Despite being disqualified to run by the country’s Guardian Council, several major Reformist and centrist figures are still calling on citizens to go to the polls.
Iranians continue to react to the decision to bar well-known Reformists and centrists from running in next month’s presidential elections. Iran’s Guardian Council, a 12-member unelected body charged with vetting candidates, announced the final list of approved candidates earlier this week, and many prominent presidential hopefuls from the Reformist camp were absent.
The most notable disqualification continues to be former parliament speaker Ali Larijani and current Vice President Eshaq Jahangiri. The two centrist figures (although Jahangiri technically ran as a Reformist) have served dutifully in the Islamic Republic. The disqualification of Reformist Mostafa Tajzadeh, while disappointing given his reputation for being outspoken/, has not necessarily been surprising given his very public criticism of various policies in the country.
A few of the candidates have openly spoken about their disqualification. Jahangiri issued a statement saying he ran at the urging of various Reformist figures and political activists, and with his disqualification this responsibility is no longer on his shoulders. He called the disqualification “a serious threat to full participation and a just competition … especially for those inclined toward reform.” He announced the end of his campaign and invited the general public to vote in the elections.
Larijani issued a short statement saying he had decided to register his name for the presidential election based on Supreme Leader Ayatollah Ali Khamenei’s urging of having a maximum election turnout and the recommendation of clergy members and other individuals. He thanked everyone for their support in his short campaign run and urged everyone to vote.
Tajzadeh, not unexpectedly, was the most critical in his statement. He said the Guardian Council’s disqualifications made the elections “noncompetitive and meaningless,” and the disqualifications were “illegal” and authorities were attempting to “engineer an election by the barracks.” The Guardian Council had “violated the rights of the people,” he said.
Ebrahim Raisi, the favored conservative candidate, now seemingly has a clear path to the presidency. In a short video released on Instagram, Raisi said since he heard the final list of candidates, he has been engaged in “consultations in order to make the elections more competitive and have a wider turnout.” Raisi is not only a favored candidate for the presidential election now, but he is also one of the main candidates to replace Khamenei as supreme leader when succession occurs.
Regardless of attempts to put a positive spin on the disqualifications, many Iranians are aware the disqualifications were meant to sideline some of the most prominent candidates. Some of the conservative news agencies have attempted to portray the elections as competitive, even suggesting some of the lesser-known names are actually Reformists. However, the main Reformist party has said it does not have a candidate in this year’s election.

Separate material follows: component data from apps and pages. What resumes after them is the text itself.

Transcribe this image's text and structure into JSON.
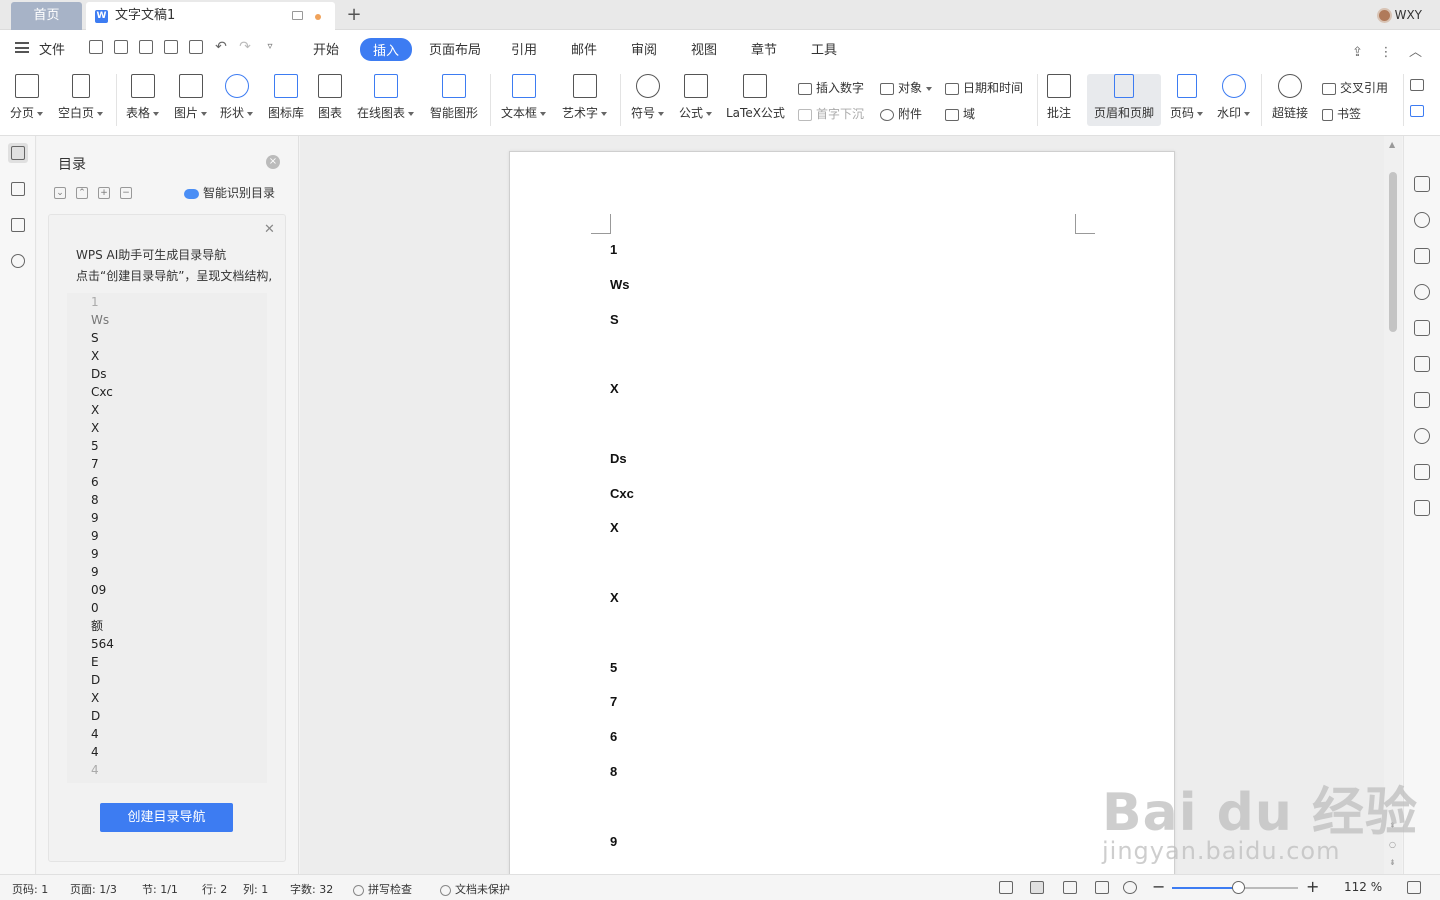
{
  "titlebar": {
    "home_tab": "首页",
    "doc_tab": "文字文稿1",
    "add_tab": "+",
    "user_name": "WXY"
  },
  "menubar": {
    "file_label": "文件",
    "items": [
      "开始",
      "插入",
      "页面布局",
      "引用",
      "邮件",
      "审阅",
      "视图",
      "章节",
      "工具"
    ],
    "active_index": 1
  },
  "ribbon": {
    "page_break": "分页",
    "blank_page": "空白页",
    "table": "表格",
    "picture": "图片",
    "shape": "形状",
    "icon_lib": "图标库",
    "chart": "图表",
    "online_chart": "在线图表",
    "smart_graphic": "智能图形",
    "textbox": "文本框",
    "wordart": "艺术字",
    "symbol": "符号",
    "formula": "公式",
    "latex": "LaTeX公式",
    "insert_number": "插入数字",
    "drop_cap": "首字下沉",
    "object": "对象",
    "attachment": "附件",
    "date_time": "日期和时间",
    "field": "域",
    "comment": "批注",
    "header_footer": "页眉和页脚",
    "page_number": "页码",
    "watermark": "水印",
    "hyperlink": "超链接",
    "cross_ref": "交叉引用",
    "bookmark": "书签"
  },
  "nav": {
    "title": "目录",
    "smart_toc": "智能识别目录",
    "ai_line1": "WPS AI助手可生成目录导航",
    "ai_line2": "点击“创建目录导航”，呈现文档结构,",
    "ai_list": [
      "1",
      "Ws",
      "S",
      "X",
      "Ds",
      "Cxc",
      "X",
      "X",
      "5",
      "7",
      "6",
      "8",
      "9",
      "9",
      "9",
      "9",
      "09",
      "0",
      "额",
      "564",
      "E",
      "D",
      "X",
      "D",
      "4",
      "4",
      "4"
    ],
    "create_button": "创建目录导航"
  },
  "document": {
    "lines": [
      "1",
      "Ws",
      "S",
      "",
      "X",
      "",
      "Ds",
      "Cxc",
      "X",
      "",
      "X",
      "",
      "5",
      "7",
      "6",
      "8",
      "",
      "9"
    ]
  },
  "statusbar": {
    "page_code": "页码: 1",
    "page": "页面: 1/3",
    "section": "节: 1/1",
    "row": "行: 2",
    "col": "列: 1",
    "word_count": "字数: 32",
    "spell_check": "拼写检查",
    "protect": "文档未保护",
    "zoom": "112 %",
    "zoom_level": 0.52
  },
  "watermark": {
    "brand": "Bai du 经验",
    "url": "jingyan.baidu.com"
  }
}
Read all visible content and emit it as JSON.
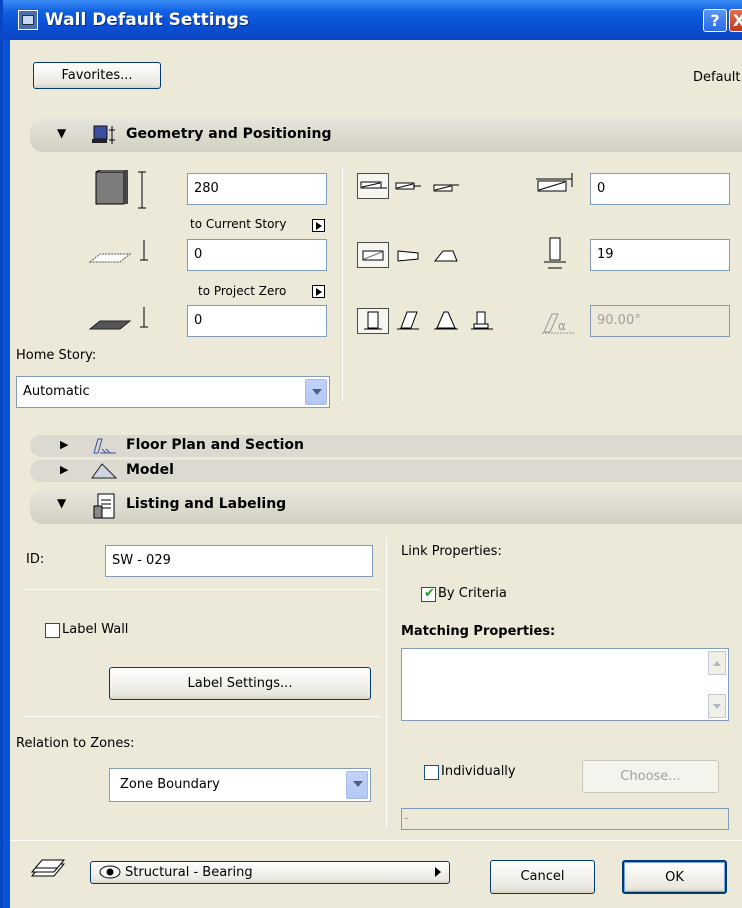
{
  "window": {
    "title": "Wall Default Settings",
    "help_label": "?",
    "close_label": "X"
  },
  "top": {
    "favorites_label": "Favorites...",
    "default_label": "Default"
  },
  "geometry": {
    "header": "Geometry and Positioning",
    "height_value": "280",
    "to_current_story": "to Current Story",
    "base_offset_value": "0",
    "to_project_zero": "to Project Zero",
    "bottom_value": "0",
    "home_story_label": "Home Story:",
    "home_story_value": "Automatic",
    "ref_offset_value": "0",
    "thickness_value": "19",
    "angle_value": "90.00°"
  },
  "panels": {
    "floor_plan": "Floor Plan and Section",
    "model": "Model",
    "listing": "Listing and Labeling"
  },
  "listing": {
    "id_label": "ID:",
    "id_value": "SW - 029",
    "label_wall": "Label Wall",
    "label_settings": "Label Settings...",
    "relation_label": "Relation to Zones:",
    "relation_value": "Zone Boundary",
    "link_properties": "Link Properties:",
    "by_criteria": "By Criteria",
    "matching_properties": "Matching Properties:",
    "individually": "Individually",
    "choose": "Choose...",
    "bottom_field": "-"
  },
  "footer": {
    "layer_value": "Structural - Bearing",
    "cancel": "Cancel",
    "ok": "OK"
  },
  "colors": {
    "titlebar": "#0a4ed0",
    "client": "#ece9d8",
    "checkmark": "#21a121"
  }
}
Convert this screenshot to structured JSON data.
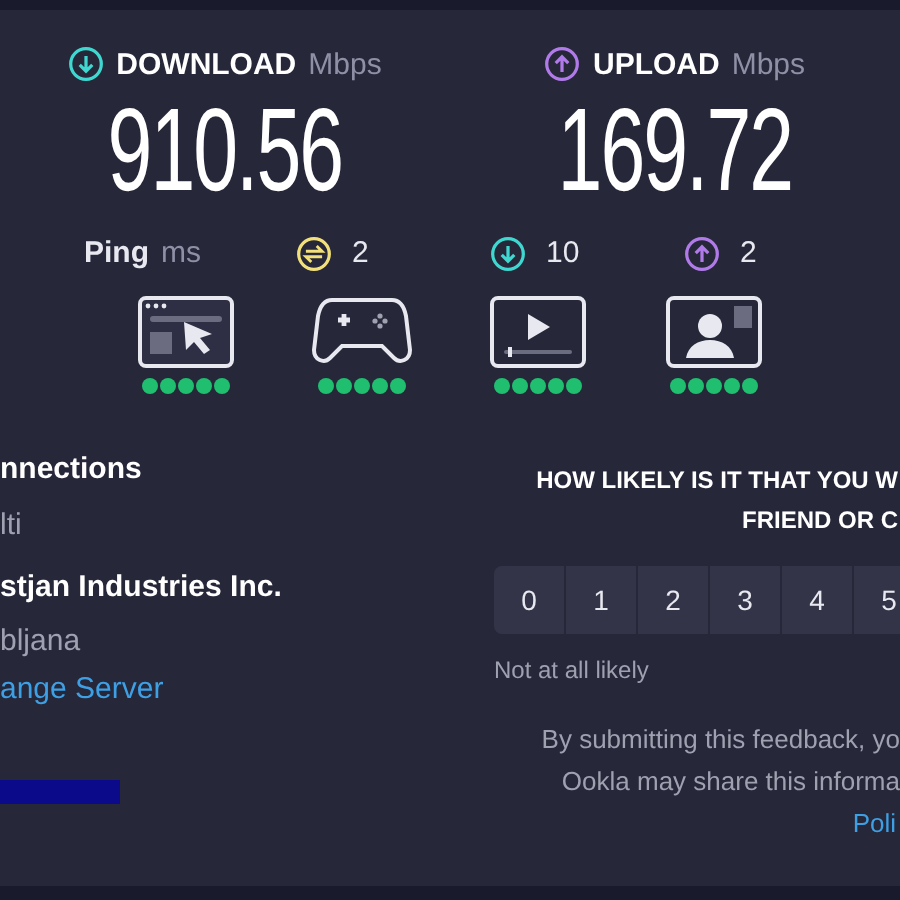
{
  "speeds": [
    {
      "kind": "download",
      "label": "DOWNLOAD",
      "unit": "Mbps",
      "value": "910.56"
    },
    {
      "kind": "upload",
      "label": "UPLOAD",
      "unit": "Mbps",
      "value": "169.72"
    }
  ],
  "ping": {
    "label": "Ping",
    "unit": "ms",
    "items": [
      {
        "kind": "idle",
        "value": "2"
      },
      {
        "kind": "download",
        "value": "10"
      },
      {
        "kind": "upload",
        "value": "2"
      }
    ]
  },
  "ratings": [
    {
      "kind": "browsing",
      "stars": 5
    },
    {
      "kind": "gaming",
      "stars": 5
    },
    {
      "kind": "streaming",
      "stars": 5
    },
    {
      "kind": "video-call",
      "stars": 5
    }
  ],
  "connections": {
    "label": "nnections",
    "value": "lti"
  },
  "server": {
    "name": "stjan Industries Inc.",
    "location": "bljana",
    "link": "ange Server"
  },
  "survey": {
    "question": [
      "HOW LIKELY IS IT THAT YOU W",
      "FRIEND OR C"
    ],
    "scale": [
      "0",
      "1",
      "2",
      "3",
      "4",
      "5"
    ],
    "low_label": "Not at all likely",
    "disclaimer": [
      "By submitting this feedback, yo",
      "Ookla may share this informa"
    ],
    "link": "Poli"
  }
}
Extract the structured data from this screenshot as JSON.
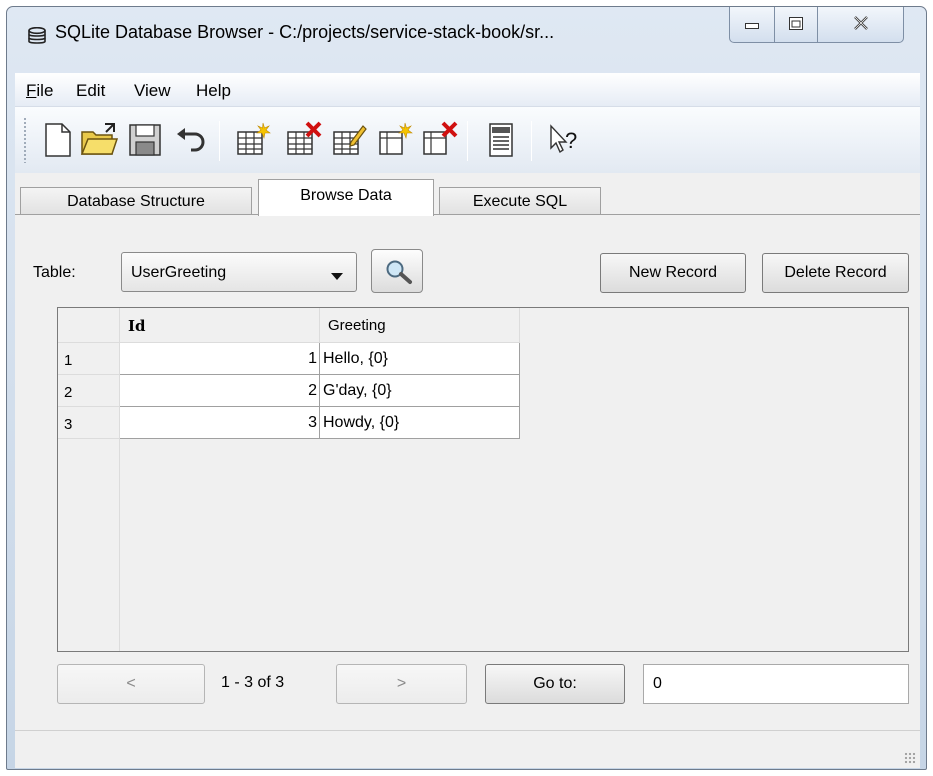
{
  "window": {
    "title": "SQLite Database Browser - C:/projects/service-stack-book/sr..."
  },
  "menu": {
    "items": [
      "File",
      "Edit",
      "View",
      "Help"
    ],
    "file_underline": "F",
    "file_rest": "ile"
  },
  "toolbar": {
    "icons": [
      "new-database-icon",
      "open-database-icon",
      "save-icon",
      "undo-icon",
      "create-table-icon",
      "delete-table-icon",
      "modify-table-icon",
      "create-index-icon",
      "delete-index-icon",
      "log-icon",
      "whats-this-icon"
    ]
  },
  "tabs": [
    {
      "label": "Database Structure",
      "active": false
    },
    {
      "label": "Browse Data",
      "active": true
    },
    {
      "label": "Execute SQL",
      "active": false
    }
  ],
  "browse": {
    "table_label": "Table:",
    "table_selected": "UserGreeting",
    "new_record_label": "New Record",
    "delete_record_label": "Delete Record",
    "columns": [
      "Id",
      "Greeting"
    ],
    "rows": [
      {
        "row": "1",
        "id": "1",
        "greeting": "Hello, {0}"
      },
      {
        "row": "2",
        "id": "2",
        "greeting": "G'day, {0}"
      },
      {
        "row": "3",
        "id": "3",
        "greeting": "Howdy, {0}"
      }
    ]
  },
  "pager": {
    "prev_label": "<",
    "range_text": "1 - 3 of 3",
    "next_label": ">",
    "goto_label": "Go to:",
    "goto_value": "0"
  }
}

Hassan Khomeini, grandson of the founder of the Islamic Republic of Iran, said if he was a candidate in this election he would step aside in protest against the disqualifications. He said an administration that came out of his election would not be able to solve the country’s problems. Khomeini himself had reportedly considered registering his name, but Khamenei had advised him against it.